§ **Exercise**: Show each line of the entries below in which the word "Upravit" appears.

§ **The input**:
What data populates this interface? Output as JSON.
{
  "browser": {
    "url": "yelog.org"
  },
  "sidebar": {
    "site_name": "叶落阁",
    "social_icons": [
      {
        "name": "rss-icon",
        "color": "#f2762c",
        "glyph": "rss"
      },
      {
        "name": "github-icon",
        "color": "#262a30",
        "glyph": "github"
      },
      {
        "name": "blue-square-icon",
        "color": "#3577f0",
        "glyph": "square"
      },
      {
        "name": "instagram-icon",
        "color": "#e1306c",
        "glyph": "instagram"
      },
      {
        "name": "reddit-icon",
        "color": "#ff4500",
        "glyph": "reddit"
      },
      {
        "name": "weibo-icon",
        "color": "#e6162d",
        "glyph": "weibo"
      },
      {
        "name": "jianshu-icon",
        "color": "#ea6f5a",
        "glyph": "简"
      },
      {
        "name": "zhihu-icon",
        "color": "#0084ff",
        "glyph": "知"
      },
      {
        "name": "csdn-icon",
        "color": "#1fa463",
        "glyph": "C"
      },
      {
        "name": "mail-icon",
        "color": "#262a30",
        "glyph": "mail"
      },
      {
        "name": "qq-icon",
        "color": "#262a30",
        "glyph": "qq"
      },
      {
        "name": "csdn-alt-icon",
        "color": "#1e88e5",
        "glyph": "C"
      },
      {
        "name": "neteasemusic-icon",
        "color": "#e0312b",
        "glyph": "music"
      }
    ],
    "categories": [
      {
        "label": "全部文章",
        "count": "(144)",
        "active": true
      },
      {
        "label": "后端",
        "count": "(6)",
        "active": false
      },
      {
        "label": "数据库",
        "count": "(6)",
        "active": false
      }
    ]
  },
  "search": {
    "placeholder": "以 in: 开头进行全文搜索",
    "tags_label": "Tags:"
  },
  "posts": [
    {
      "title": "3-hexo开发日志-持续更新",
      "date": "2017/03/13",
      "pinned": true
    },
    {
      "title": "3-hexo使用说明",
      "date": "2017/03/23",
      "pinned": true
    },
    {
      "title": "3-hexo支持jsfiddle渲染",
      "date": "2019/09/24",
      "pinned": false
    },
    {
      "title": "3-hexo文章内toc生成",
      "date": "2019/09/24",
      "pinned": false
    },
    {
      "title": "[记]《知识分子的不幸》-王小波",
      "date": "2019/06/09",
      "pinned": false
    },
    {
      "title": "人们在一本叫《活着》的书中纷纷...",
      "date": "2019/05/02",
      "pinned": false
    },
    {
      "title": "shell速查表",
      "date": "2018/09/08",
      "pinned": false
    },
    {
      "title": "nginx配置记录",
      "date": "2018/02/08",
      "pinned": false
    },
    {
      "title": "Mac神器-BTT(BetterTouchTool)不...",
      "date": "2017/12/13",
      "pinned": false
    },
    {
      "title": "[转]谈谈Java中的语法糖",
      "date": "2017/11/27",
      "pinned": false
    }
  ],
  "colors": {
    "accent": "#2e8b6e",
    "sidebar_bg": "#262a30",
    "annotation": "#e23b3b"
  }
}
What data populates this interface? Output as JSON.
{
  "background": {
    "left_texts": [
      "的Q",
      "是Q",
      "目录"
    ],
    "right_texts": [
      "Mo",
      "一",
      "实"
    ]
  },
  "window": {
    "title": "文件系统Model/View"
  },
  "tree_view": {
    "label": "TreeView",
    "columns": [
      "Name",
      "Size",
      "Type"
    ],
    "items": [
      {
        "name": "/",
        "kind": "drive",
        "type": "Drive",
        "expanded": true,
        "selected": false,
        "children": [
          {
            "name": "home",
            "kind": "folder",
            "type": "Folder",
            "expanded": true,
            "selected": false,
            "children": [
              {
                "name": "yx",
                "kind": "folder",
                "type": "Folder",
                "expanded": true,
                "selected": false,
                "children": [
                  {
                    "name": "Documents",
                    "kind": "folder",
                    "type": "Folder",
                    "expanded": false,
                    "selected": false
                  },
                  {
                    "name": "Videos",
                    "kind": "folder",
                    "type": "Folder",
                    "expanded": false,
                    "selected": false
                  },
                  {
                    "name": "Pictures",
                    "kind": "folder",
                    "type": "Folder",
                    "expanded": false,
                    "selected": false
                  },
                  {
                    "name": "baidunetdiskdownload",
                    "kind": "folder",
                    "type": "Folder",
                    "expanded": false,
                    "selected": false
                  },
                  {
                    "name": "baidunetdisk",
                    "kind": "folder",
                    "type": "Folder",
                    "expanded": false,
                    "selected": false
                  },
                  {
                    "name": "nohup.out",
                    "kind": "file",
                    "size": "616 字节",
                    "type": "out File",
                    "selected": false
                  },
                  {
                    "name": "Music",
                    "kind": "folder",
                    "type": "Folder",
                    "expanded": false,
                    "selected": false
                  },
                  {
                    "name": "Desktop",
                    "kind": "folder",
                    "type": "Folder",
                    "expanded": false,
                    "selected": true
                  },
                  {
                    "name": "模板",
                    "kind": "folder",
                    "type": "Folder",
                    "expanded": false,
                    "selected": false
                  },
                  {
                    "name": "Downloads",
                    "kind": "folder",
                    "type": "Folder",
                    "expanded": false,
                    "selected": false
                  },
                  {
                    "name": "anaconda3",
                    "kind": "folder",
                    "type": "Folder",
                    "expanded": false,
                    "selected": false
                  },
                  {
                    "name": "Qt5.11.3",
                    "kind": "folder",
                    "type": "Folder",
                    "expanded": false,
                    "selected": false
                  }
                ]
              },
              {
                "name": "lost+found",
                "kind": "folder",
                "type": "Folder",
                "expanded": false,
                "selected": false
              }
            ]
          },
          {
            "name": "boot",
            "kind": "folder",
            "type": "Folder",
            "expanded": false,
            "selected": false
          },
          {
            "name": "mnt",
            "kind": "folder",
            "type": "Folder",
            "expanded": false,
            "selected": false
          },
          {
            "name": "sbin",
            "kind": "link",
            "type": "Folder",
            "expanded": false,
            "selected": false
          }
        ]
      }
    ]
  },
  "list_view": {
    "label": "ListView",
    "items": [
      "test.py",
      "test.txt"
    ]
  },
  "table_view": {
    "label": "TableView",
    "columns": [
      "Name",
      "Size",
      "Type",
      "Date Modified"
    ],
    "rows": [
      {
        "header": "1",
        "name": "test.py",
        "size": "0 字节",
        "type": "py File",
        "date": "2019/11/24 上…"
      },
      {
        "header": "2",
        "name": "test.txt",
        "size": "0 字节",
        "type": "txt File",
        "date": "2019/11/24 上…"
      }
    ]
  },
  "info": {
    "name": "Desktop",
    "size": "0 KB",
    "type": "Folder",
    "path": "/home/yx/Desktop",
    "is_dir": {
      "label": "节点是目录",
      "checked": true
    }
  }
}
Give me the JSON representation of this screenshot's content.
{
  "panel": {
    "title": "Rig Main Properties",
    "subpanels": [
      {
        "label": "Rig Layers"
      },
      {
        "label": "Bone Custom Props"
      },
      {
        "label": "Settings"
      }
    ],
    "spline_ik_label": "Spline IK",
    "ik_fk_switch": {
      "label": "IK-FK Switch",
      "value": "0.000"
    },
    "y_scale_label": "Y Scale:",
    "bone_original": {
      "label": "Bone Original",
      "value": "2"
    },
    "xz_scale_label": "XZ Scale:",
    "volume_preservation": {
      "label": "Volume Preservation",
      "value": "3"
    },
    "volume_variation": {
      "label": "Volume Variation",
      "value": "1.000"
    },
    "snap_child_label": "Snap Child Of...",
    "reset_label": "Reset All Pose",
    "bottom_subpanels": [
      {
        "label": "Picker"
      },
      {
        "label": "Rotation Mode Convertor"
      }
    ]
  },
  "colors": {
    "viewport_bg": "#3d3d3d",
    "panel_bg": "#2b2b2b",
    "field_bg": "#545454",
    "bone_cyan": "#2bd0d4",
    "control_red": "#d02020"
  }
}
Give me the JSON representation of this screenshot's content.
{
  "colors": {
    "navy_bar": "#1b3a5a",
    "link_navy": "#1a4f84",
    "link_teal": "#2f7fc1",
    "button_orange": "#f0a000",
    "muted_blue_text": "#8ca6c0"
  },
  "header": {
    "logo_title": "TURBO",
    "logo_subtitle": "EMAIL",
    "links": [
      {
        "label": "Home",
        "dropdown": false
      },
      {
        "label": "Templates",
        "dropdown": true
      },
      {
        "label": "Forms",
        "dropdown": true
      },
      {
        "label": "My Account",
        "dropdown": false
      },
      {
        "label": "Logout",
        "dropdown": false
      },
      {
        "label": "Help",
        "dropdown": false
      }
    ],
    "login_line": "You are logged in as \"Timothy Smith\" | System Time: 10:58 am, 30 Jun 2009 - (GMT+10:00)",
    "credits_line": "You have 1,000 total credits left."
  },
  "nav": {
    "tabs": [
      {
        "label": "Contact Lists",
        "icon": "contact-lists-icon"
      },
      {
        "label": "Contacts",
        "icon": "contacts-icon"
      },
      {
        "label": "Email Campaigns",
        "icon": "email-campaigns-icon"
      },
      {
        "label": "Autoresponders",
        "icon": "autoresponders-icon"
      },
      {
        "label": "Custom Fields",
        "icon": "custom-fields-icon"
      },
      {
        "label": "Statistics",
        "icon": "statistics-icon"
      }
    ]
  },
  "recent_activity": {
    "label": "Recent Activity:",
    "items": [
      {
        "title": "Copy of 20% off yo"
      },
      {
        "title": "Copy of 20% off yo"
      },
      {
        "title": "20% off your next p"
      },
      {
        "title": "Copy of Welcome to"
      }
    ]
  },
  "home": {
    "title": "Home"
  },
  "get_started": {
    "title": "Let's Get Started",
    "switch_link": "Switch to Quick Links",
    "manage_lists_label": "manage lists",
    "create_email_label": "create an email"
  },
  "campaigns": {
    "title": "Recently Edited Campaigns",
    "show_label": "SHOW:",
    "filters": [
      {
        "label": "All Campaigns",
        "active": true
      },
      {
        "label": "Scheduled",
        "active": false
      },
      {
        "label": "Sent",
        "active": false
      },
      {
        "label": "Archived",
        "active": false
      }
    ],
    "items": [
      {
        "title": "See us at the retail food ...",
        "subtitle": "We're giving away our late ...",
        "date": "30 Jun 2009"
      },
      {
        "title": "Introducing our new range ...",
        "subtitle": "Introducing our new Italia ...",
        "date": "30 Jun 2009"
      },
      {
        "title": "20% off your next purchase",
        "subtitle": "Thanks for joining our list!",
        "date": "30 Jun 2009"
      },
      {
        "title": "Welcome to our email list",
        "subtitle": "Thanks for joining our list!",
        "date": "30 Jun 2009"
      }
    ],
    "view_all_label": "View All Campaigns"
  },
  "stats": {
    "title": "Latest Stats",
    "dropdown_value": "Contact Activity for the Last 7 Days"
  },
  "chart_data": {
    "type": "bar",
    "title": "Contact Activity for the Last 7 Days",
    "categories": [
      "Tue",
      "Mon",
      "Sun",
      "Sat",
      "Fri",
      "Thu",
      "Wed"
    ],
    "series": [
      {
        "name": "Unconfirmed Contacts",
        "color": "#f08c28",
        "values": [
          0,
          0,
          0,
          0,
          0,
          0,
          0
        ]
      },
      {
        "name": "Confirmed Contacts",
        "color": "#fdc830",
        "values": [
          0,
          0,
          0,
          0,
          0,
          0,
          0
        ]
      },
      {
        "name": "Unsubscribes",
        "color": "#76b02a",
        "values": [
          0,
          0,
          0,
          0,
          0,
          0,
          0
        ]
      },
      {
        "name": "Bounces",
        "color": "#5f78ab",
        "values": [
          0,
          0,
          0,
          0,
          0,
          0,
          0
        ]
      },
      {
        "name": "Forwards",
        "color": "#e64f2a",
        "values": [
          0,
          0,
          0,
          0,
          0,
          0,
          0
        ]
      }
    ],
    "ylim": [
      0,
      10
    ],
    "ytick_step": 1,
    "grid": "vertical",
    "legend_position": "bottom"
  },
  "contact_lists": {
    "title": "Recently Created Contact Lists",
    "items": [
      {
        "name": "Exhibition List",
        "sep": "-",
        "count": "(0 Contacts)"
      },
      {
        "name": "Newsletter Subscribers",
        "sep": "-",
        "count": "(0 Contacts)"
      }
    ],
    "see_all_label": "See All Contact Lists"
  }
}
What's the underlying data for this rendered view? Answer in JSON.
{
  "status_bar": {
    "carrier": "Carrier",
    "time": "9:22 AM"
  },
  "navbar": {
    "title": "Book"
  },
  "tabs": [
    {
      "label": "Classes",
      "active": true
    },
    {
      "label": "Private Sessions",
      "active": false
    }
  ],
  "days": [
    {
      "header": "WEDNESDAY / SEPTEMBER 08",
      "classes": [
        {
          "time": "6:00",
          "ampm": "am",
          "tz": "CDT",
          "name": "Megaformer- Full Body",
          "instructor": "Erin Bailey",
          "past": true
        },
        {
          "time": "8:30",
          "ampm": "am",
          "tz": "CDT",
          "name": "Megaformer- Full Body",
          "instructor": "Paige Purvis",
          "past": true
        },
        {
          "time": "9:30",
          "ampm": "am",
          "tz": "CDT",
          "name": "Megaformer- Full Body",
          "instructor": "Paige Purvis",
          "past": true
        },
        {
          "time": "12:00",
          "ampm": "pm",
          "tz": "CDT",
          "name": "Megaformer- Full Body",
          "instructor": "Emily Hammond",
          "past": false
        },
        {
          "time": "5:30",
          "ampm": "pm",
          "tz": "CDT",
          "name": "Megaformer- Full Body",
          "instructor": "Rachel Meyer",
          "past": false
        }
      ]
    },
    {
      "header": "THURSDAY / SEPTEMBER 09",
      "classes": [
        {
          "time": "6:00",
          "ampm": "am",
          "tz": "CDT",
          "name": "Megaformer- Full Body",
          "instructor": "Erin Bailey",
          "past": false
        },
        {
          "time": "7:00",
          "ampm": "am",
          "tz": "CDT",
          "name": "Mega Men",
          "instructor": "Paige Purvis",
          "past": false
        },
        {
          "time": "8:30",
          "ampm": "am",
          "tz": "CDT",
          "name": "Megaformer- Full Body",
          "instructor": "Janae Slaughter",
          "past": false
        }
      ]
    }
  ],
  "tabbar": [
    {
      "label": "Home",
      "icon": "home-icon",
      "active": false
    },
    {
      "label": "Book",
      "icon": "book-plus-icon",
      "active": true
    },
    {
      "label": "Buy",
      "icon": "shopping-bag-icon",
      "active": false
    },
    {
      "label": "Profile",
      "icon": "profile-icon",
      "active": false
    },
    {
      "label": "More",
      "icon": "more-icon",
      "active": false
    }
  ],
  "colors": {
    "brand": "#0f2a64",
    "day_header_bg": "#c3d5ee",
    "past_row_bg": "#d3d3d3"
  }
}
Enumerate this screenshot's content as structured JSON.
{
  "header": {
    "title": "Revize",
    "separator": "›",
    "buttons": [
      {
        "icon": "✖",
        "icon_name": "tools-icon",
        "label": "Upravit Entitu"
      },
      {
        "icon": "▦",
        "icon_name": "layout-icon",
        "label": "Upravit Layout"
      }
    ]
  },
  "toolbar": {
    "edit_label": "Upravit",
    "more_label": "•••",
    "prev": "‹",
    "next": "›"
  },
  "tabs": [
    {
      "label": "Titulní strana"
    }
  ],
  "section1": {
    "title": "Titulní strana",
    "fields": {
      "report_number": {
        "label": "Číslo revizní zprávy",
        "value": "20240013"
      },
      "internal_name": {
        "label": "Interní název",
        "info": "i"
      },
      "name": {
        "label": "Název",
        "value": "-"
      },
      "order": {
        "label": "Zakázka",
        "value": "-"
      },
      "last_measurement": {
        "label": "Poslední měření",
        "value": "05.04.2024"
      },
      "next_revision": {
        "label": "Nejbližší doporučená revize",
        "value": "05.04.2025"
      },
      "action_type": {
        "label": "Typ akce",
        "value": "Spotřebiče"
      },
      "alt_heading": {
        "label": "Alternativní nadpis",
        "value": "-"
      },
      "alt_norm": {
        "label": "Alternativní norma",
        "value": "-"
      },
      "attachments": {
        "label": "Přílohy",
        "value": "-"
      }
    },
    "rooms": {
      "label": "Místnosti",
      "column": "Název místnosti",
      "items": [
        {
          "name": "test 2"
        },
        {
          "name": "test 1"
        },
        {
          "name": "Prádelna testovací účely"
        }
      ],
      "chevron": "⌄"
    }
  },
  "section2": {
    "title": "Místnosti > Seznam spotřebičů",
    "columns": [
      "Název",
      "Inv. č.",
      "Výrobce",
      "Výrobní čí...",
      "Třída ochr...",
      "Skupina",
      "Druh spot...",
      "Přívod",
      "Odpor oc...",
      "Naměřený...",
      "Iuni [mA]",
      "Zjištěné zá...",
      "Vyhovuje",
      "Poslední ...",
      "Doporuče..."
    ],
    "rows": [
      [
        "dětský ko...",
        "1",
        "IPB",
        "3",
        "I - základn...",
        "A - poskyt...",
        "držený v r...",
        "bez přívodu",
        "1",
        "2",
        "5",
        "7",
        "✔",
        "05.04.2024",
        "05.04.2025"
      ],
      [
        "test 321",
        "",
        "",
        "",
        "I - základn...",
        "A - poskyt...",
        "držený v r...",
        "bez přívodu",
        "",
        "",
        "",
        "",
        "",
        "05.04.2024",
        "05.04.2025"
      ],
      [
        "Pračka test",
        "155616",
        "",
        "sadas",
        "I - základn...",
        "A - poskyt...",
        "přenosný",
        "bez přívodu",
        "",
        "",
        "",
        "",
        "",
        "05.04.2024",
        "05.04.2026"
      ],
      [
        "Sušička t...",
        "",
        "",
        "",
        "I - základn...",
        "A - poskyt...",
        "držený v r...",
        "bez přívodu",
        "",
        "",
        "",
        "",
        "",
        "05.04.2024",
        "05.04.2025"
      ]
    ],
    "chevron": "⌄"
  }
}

§ **Output for this exercise**:
        "label": "Upravit Entitu"
        "label": "Upravit Layout"
    "edit_label": "Upravit",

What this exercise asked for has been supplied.